Closure of drug detention centers can curb COVID-19

  • Eamonn Murphy and Cynthia Veliko

    -

Bangkok   /   Tue, June 2, 2020   /   01:17 pm
Closure of drug detention centers can curb COVID-19 A worker disinfects a cell at Kerobokan prison on March 19, 2020 in Badung regency, Bali. (Courtesy of /Kerobokan prison)

Against the backdrop of COVID-19, recalling the 2012 joint statement on compulsory drug detention and rehabilitation centers and the 2020 joint statement on COVID-19 in prisons and other closed settings, United Nations entities urgently appeal to member states to permanently close compulsory drug detention and rehabilitation centers and implement voluntary, evidence-informed and rights-based health and social services in the community as an important measure to curb the spread of COVID-19 and to facilitate the recovery and reintegration of those in the centers back into their families and communities.

The COVID-19 pandemic is posing multiple challenges to countries in Asia and the Pacific in designing and implementing response and recovery measures that are efficient and respect the rights of all people, with the objective of leaving no one behind.

Among the groups particularly at risk of contracting the virus are people in compulsory drug detention and rehabilitation centers. They are often comprised of people who are suspected of using drugs or being dependent on drugs, people who have engaged in sex work, or children who have been victims of sexual exploitation.

Criteria for detention in these centers vary within and among countries, but people are often detained without sufficient due process, legal safeguards or judicial review in the name of “treatment” or “rehabilitation”. They face higher vulnerabilities, including HIV, TB as well as COVID-19, as a result of sub-standard living conditions, including massive overcrowding and related challenges in maintaining physical distancing.

Moreover, detention in these centers has been reported to involve forced labor, lack of adequate nutrition, physical and sexual violence, and denial or comparatively lower access to and quality of healthcare services.

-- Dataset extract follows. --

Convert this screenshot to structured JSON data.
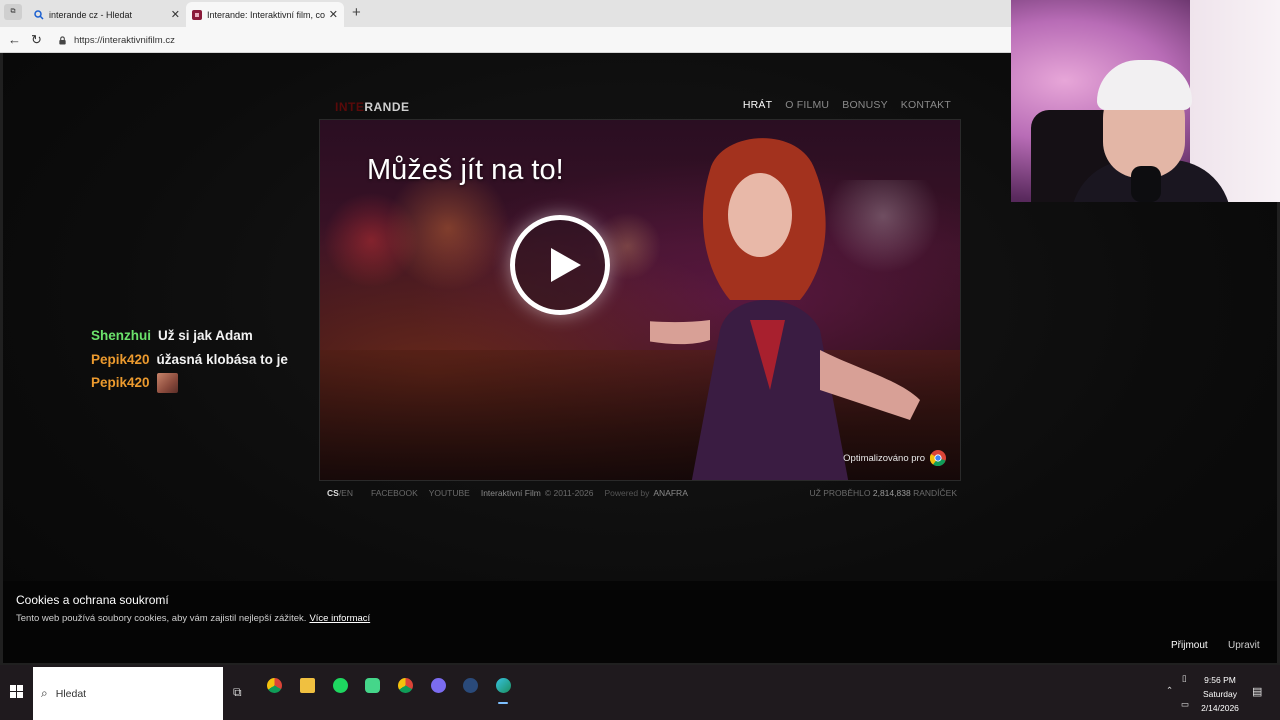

During this global health emergency, United Nations entities reiterate their call on member states that operate compulsory drug detention and rehabilitation centers to close them permanently without further delay, to release individuals detained as an important additional measure to curb the spread of COVID-19 and to refrain from the use of any other form of detention.

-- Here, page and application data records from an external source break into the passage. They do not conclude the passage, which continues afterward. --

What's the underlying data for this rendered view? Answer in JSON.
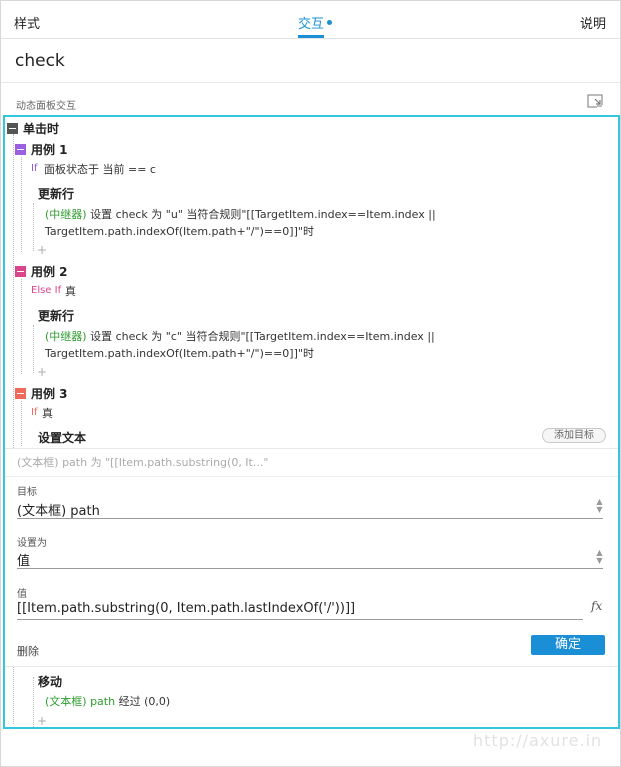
{
  "tabs": {
    "style": "样式",
    "interact": "交互",
    "help": "说明"
  },
  "widget_name": "check",
  "section_title": "动态面板交互",
  "event": {
    "label": "单击时"
  },
  "cases": [
    {
      "label": "用例 1",
      "condition_kw": "If",
      "condition_text": "面板状态于 当前 == c",
      "action_title": "更新行",
      "target": "(中继器)",
      "line1": "设置 check 为 \"u\" 当符合规则\"[[TargetItem.index==Item.index ||",
      "line2": "TargetItem.path.indexOf(Item.path+\"/\")==0]]\"时"
    },
    {
      "label": "用例 2",
      "condition_kw": "Else If",
      "condition_text": "真",
      "action_title": "更新行",
      "target": "(中继器)",
      "line1": "设置 check 为 \"c\" 当符合规则\"[[TargetItem.index==Item.index ||",
      "line2": "TargetItem.path.indexOf(Item.path+\"/\")==0]]\"时"
    },
    {
      "label": "用例 3",
      "condition_kw": "If",
      "condition_text": "真",
      "action_title": "设置文本",
      "add_target": "添加目标",
      "summary": "(文本框) path 为 \"[[Item.path.substring(0, It...\"",
      "move_title": "移动",
      "move_target": "(文本框) path",
      "move_text": "经过 (0,0)"
    }
  ],
  "form": {
    "target_label": "目标",
    "target_value": "(文本框) path",
    "set_as_label": "设置为",
    "set_as_value": "值",
    "value_label": "值",
    "value_text": "[[Item.path.substring(0, Item.path.lastIndexOf('/'))]]",
    "fx": "fx",
    "delete": "删除",
    "confirm": "确定"
  },
  "plus": "+",
  "watermark": "http://axure.in",
  "colors": {
    "accent": "#1a8fd6",
    "highlight": "#34c6dc",
    "case1": "#9b5fe0",
    "case2": "#d9468c",
    "case3": "#ef6a5b",
    "target": "#2f9b2f"
  },
  "icons": [
    "expand-panel-icon",
    "collapse-icon",
    "fx-icon",
    "spinner-icon"
  ]
}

The United Nations entities stand ready to work with member states as they take steps to permanently close compulsory drug detention and rehabilitation centers and to transition to an evidence-informed system of voluntary community-based treatment and services that are aligned with international guidelines and principles of drug dependence treatment, drug use and human rights.

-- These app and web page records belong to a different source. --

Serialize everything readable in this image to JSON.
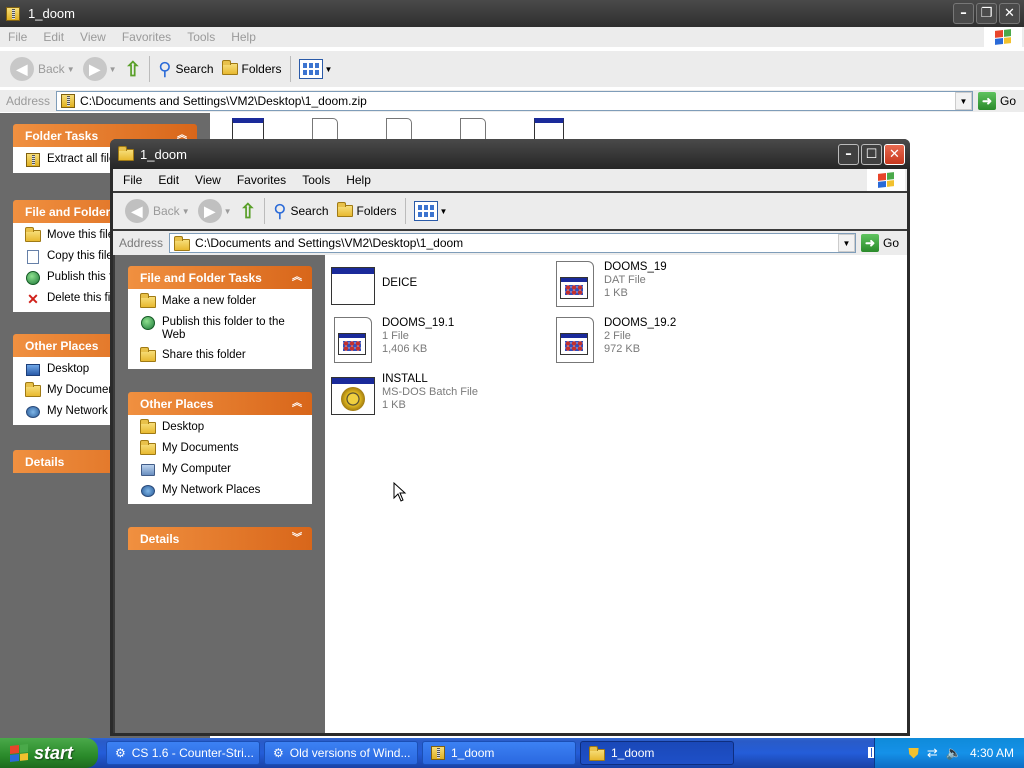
{
  "back_window": {
    "title": "1_doom",
    "menu": [
      "File",
      "Edit",
      "View",
      "Favorites",
      "Tools",
      "Help"
    ],
    "toolbar": {
      "back": "Back",
      "search": "Search",
      "folders": "Folders"
    },
    "address_label": "Address",
    "address": "C:\\Documents and Settings\\VM2\\Desktop\\1_doom.zip",
    "go": "Go",
    "folder_tasks_title": "Folder Tasks",
    "folder_tasks_items": [
      "Extract all files"
    ],
    "file_folder_title": "File and Folder Tasks",
    "file_folder_items": [
      "Move this file",
      "Copy this file",
      "Publish this file",
      "Delete this file"
    ],
    "other_places_title": "Other Places",
    "other_places_items": [
      "Desktop",
      "My Documents",
      "My Network Places"
    ],
    "details_title": "Details"
  },
  "front_window": {
    "title": "1_doom",
    "menu": [
      "File",
      "Edit",
      "View",
      "Favorites",
      "Tools",
      "Help"
    ],
    "toolbar": {
      "back": "Back",
      "search": "Search",
      "folders": "Folders"
    },
    "address_label": "Address",
    "address": "C:\\Documents and Settings\\VM2\\Desktop\\1_doom",
    "go": "Go",
    "file_folder_title": "File and Folder Tasks",
    "file_folder_items": [
      "Make a new folder",
      "Publish this folder to the Web",
      "Share this folder"
    ],
    "other_places_title": "Other Places",
    "other_places_items": [
      "Desktop",
      "My Documents",
      "My Computer",
      "My Network Places"
    ],
    "details_title": "Details",
    "files": [
      {
        "name": "DEICE",
        "type": "",
        "size": "",
        "icon": "app-window-icon"
      },
      {
        "name": "DOOMS_19",
        "type": "DAT File",
        "size": "1 KB",
        "icon": "data-file-icon"
      },
      {
        "name": "DOOMS_19.1",
        "type": "1 File",
        "size": "1,406 KB",
        "icon": "data-file-icon"
      },
      {
        "name": "DOOMS_19.2",
        "type": "2 File",
        "size": "972 KB",
        "icon": "data-file-icon"
      },
      {
        "name": "INSTALL",
        "type": "MS-DOS Batch File",
        "size": "1 KB",
        "icon": "batch-file-icon"
      }
    ]
  },
  "taskbar": {
    "start": "start",
    "items": [
      "CS 1.6 - Counter-Stri...",
      "Old versions of Wind...",
      "1_doom",
      "1_doom"
    ],
    "active_index": 3,
    "clock": "4:30 AM"
  },
  "colors": {
    "inactive_titlebar": "#3b3b3b",
    "active_titlebar": "#2b2b2b",
    "close_button": "#d9452b",
    "task_header": "#e8761a",
    "taskbar": "#245dd9",
    "start_button": "#2f8f2f"
  }
}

***

Eamonn Murphy is UNAIDS regional director for Asia and the Pacific and Cynthia Veliko is regional representative of OHCHR, Regional Office for South East Asia.

John Aylieff, WFP regional director, Regional Bureau for Asia and the Pacific; Valerie Cliff, UNDP deputy assistant administrator, deputy regional director for Asia and the Pacific, director for Bangkok Regional Hub; Jeremy Douglas, UNODC regional representative, Regional Office for Southeast Asia and the Pacific; Jean Gough, UNICEF regional director for South Asia; Karin Hulshof, regional director UNICEF East Asia and Pacific Regional Office; Sergey Kapinos, representative UNODC Regional Office for South Asia; Takeshi Kasai, WHO regional director for the Western Pacific; Poonam Khetrapal Singh, WHO regional director for South-East Asia; Maria Nenette Motus, regional director, IOM Regional Office for Asia and Pacific; Eamonn Murphy, UNAIDS regional director for Asia and the Pacific; Mohammad Naciri, regional director of UN Women Asia and the Pacific; Tomoko Nishimoto, assistant director-general and regional director, ILO Regional Office for Asia and the Pacific; Indrika Ratwatte, UNHCR director of the Regional Bureau for Asia and the Pacific and Cynthia Veliko, regional representative OHCHR, Regional Office for South East Asia, also signed the article.

Disclaimer: The opinions expressed in this article are those of the author and do not reflect the official stance of The Jakarta Post.